Population genetics and distribution of Nosema ceranae N. apis in the United States

Justin Whitaker is conducting MS research on population genetics and distribution of N. ceranae and N. apis in New York, South Dakota, and Turkey. Nosema ceranae is an invasive pathogen of honey bees and could be a factor in Colony Collapse Disorder (CCD).


Whitaker, J.*, A.L. Szalanski, and M. Kence. 2010. Molecular detection of Nosema ceranae from Turkish honey bees. Apidologie (in press).

Abstract: Polymerase chain reaction specific for the rDNA marker for Nosema ceranae and Nosema apis was conducted on 84 Apis mellifera samples collected from 20 provinces in Turkey. N. ceranae was detected from three samples from the provinces of Artvin, Hatay, and Mug ̆la. N. apis was detected in samples from the provinces of Sivas, Izmir, Bitlis and Gaziantep. All of the positive samples were from honey bees belonging to the ‘C’ lineage of A. mellifera. DNA sequencing analysis of the N. ceranae samples revealed that there was no intraspecific variation in the 208 bp of the 16S SSU of N. ceranae from Turkey. A TCS analysis revealed that the 16S SSU genotype from Turkey is identical to N. ceranae DNA sequences from Europe, Australia, and the United States. TCS analysis also revealed that this genotype is the basal ancestral genotype among six N. ceranae genotypes. This is the first study to confirm that N. ceranae is present in honey bees from Turkey.

New York

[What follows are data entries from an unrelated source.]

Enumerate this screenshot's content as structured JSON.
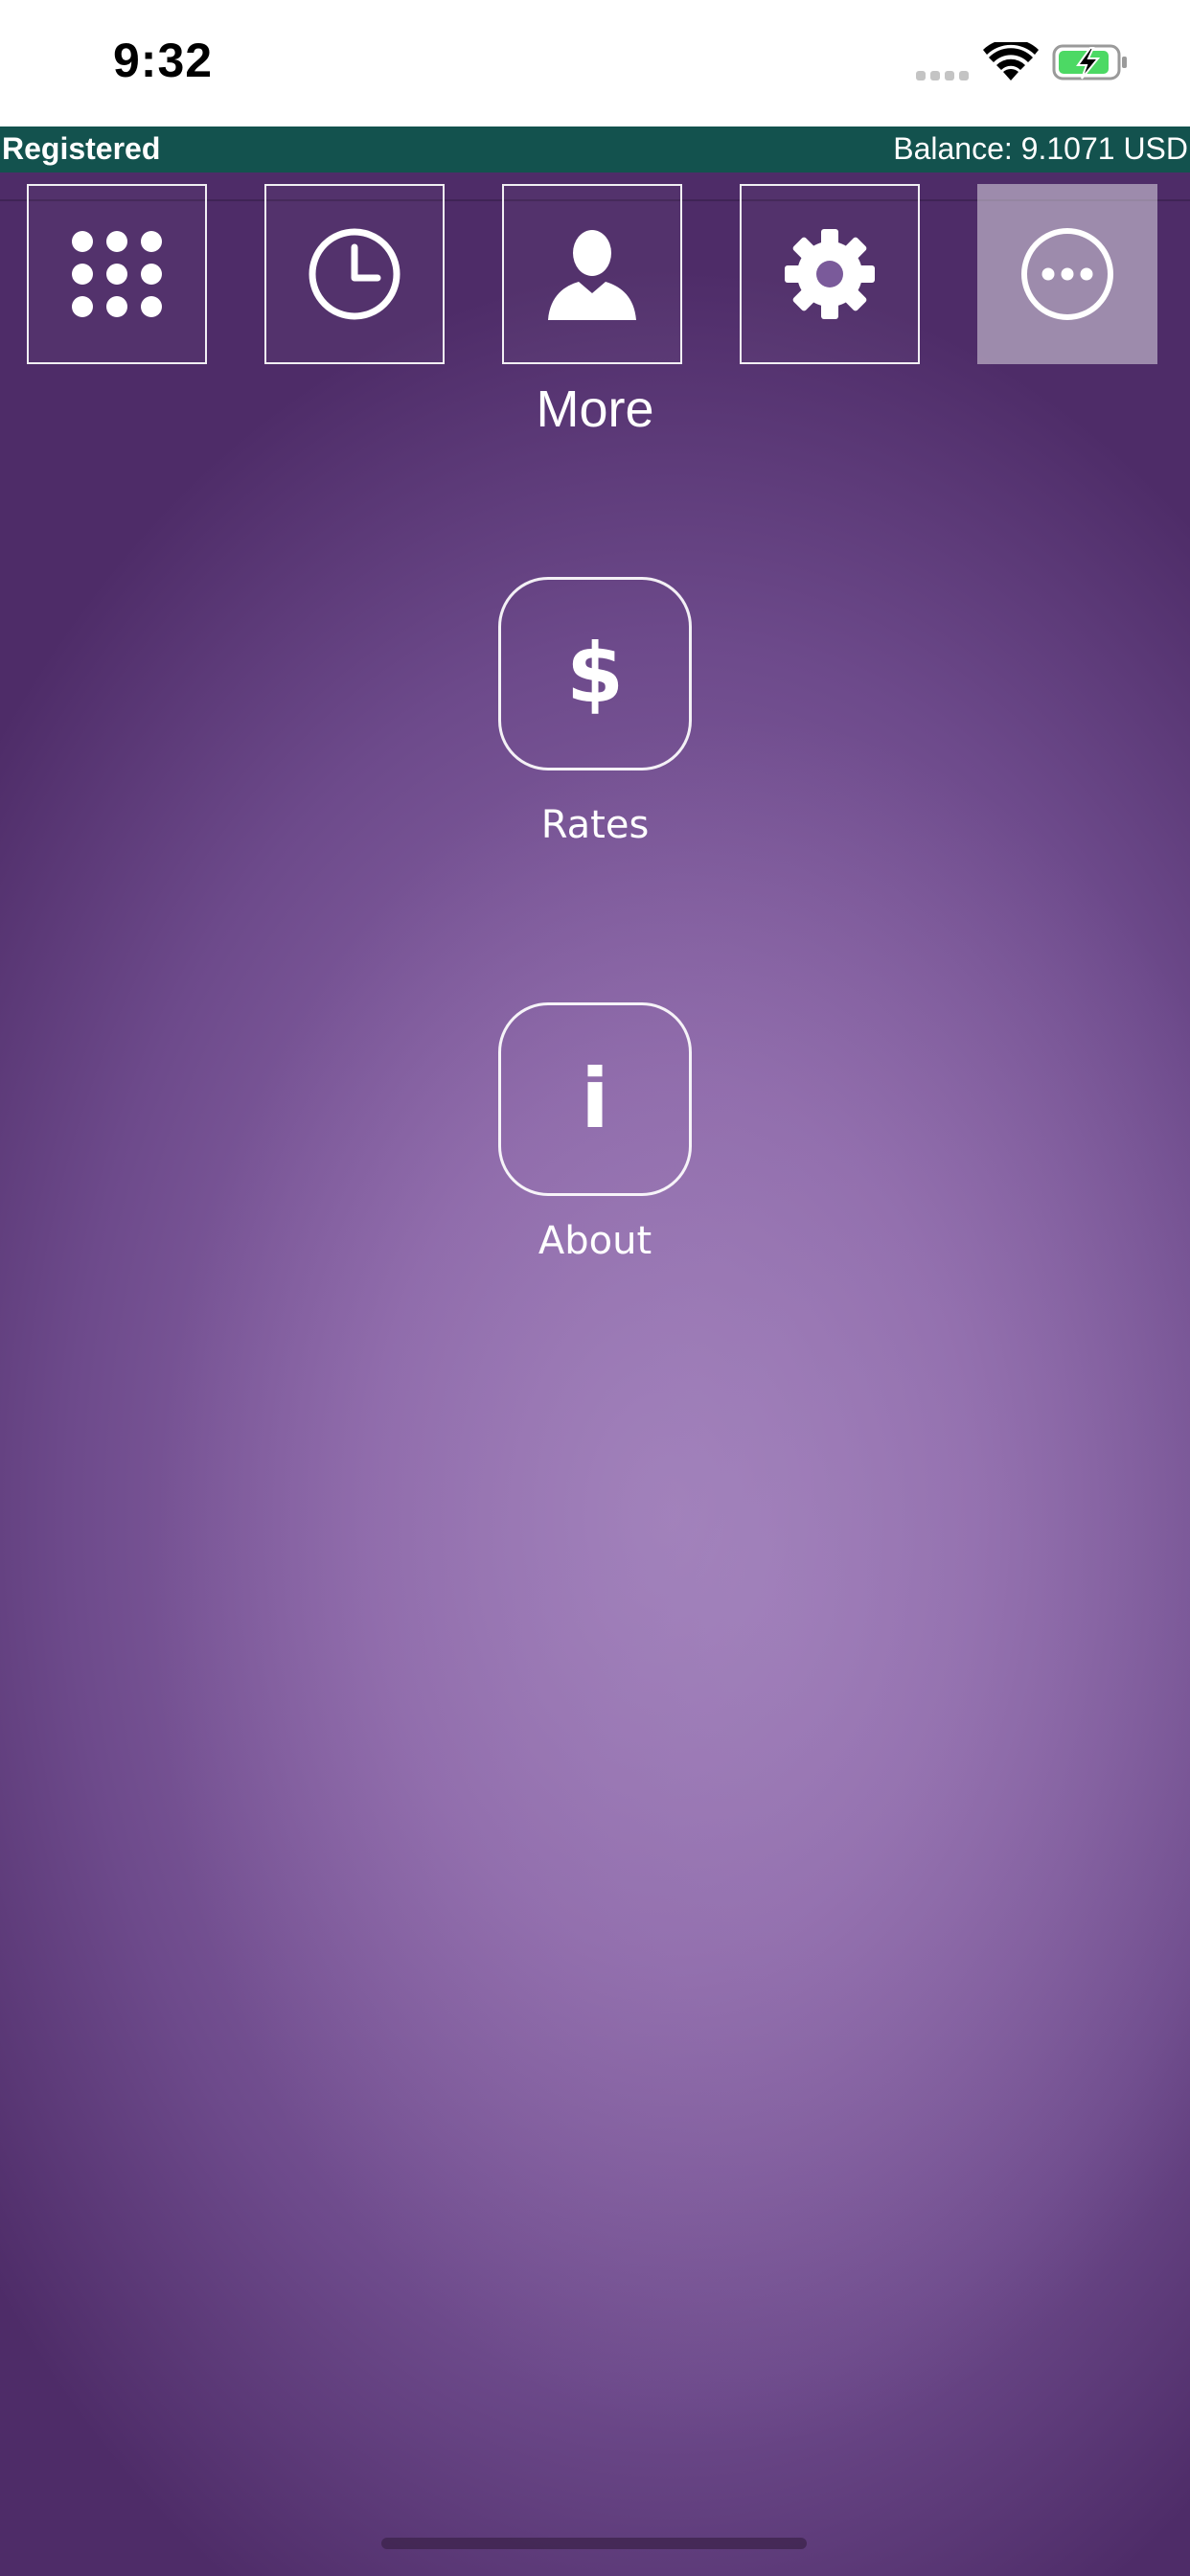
{
  "status_bar": {
    "time": "9:32"
  },
  "account_bar": {
    "status": "Registered",
    "balance": "Balance: 9.1071 USD",
    "color": "#13524e"
  },
  "tabs": [
    {
      "id": "dialpad",
      "icon": "dialpad-icon",
      "active": false
    },
    {
      "id": "history",
      "icon": "clock-icon",
      "active": false
    },
    {
      "id": "contacts",
      "icon": "person-icon",
      "active": false
    },
    {
      "id": "settings",
      "icon": "gear-icon",
      "active": false
    },
    {
      "id": "more",
      "icon": "ellipsis-icon",
      "active": true
    }
  ],
  "page": {
    "title": "More"
  },
  "menu": {
    "items": [
      {
        "label": "Rates",
        "glyph": "$",
        "icon": "dollar-icon"
      },
      {
        "label": "About",
        "glyph": "i",
        "icon": "info-icon"
      }
    ]
  },
  "theme": {
    "accent": "#7a559a"
  }
}
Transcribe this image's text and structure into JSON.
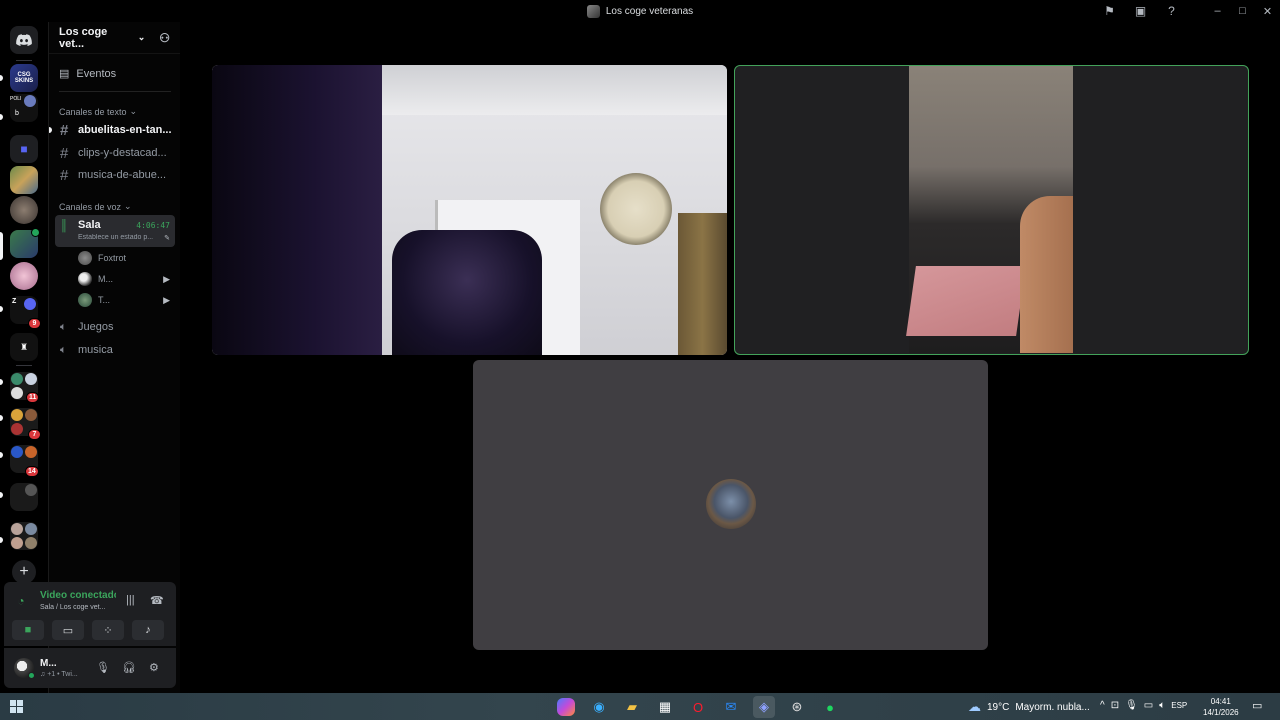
{
  "window": {
    "title": "Los coge veteranas",
    "icons": [
      "inbox-icon",
      "screen-icon",
      "help-icon"
    ],
    "controls": [
      "–",
      "□",
      "✕"
    ]
  },
  "guild": {
    "name": "Los coge vet...",
    "events_label": "Eventos",
    "text_category": "Canales de texto",
    "text_channels": [
      {
        "name": "abuelitas-en-tan...",
        "unread": true
      },
      {
        "name": "clips-y-destacad...",
        "unread": false
      },
      {
        "name": "musica-de-abue...",
        "unread": false
      }
    ],
    "voice_category": "Canales de voz",
    "active_voice": {
      "name": "Sala",
      "timer": "4:06:47",
      "status_placeholder": "Establece un estado p..."
    },
    "voice_users": [
      {
        "name": "Foxtrot",
        "camera": false
      },
      {
        "name": "M...",
        "camera": true
      },
      {
        "name": "T...",
        "camera": true
      }
    ],
    "voice_channels": [
      {
        "name": "Juegos"
      },
      {
        "name": "musica"
      }
    ]
  },
  "servers": [
    {
      "label": "CSG SKINS"
    },
    {
      "label": "b"
    },
    {
      "badge": "9"
    },
    {
      "badge": "11"
    },
    {
      "badge": "7"
    },
    {
      "badge": "14"
    }
  ],
  "rtc": {
    "status": "Video conectado",
    "channel": "Sala / Los coge vet..."
  },
  "user": {
    "name": "M...",
    "status": "♫ +1 • Twi..."
  },
  "taskbar": {
    "weather_temp": "19°C",
    "weather_text": "Mayorm. nubla...",
    "language": "ESP",
    "time": "04:41",
    "date": "14/1/2026"
  },
  "colors": {
    "accent_green": "#3ba55c",
    "badge_red": "#da373c",
    "speaking_border": "#43a25a"
  }
}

Szalanski, A.L., J. Whitaker, and P. Cappy. 2010. Molecular diagnostics of Nosema ceranae and N. apis from honey bees in New York. Proceedings of the American Bee Research Conference, American Bee Journal 150: 508.

Molecular diagnostics of the invasive honey bee pathogens, Nosema ceranae and N. apis, was conducted on honey bees from New York. A total of 1200 honey bee samples were collected by NYSDAM bee inspectors, of which, 528 (44%), from 49 counties had a positive Nosema spore count. Spore counts were the highest in the Spring and decreased into the Fall. PCR genetic analysis on 371 spore positive sampled revealed that 96% were N. ceranae, 3% had both N. ceranae and N. apis, and 1% had N. apis. Nosema ceranae was more common in commercial operations relative to sideliner and hobbyist beekeepers. A preliminary molecular phylogenetic analysis of N. ceranae from New York revealed that it is identical to N. ceranae from Nebraska, South Dakota, Wisconsin, Europe and Australia.

Interactive map of N. ceranae in the US (except NY)

Map of N. ceranae and N. apis in New York

Agarose Gel showing PCR product specific for Nosema apis